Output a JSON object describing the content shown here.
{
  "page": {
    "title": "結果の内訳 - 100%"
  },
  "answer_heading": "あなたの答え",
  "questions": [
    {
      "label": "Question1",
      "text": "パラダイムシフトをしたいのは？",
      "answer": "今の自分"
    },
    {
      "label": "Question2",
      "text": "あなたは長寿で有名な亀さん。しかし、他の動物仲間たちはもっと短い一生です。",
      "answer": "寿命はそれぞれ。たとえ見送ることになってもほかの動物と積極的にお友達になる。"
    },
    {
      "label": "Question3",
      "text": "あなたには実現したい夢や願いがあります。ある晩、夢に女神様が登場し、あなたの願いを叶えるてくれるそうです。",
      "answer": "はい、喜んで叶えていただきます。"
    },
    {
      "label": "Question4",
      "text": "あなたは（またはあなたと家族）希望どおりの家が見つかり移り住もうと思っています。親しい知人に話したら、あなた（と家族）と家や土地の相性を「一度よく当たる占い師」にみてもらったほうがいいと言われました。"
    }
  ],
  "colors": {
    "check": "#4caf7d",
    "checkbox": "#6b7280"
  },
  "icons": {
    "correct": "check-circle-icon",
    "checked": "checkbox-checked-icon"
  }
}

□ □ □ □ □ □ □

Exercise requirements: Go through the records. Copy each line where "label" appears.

Written answer:
      "label": "Question1",
      "label": "Question2",
      "label": "Question3",
      "label": "Question4",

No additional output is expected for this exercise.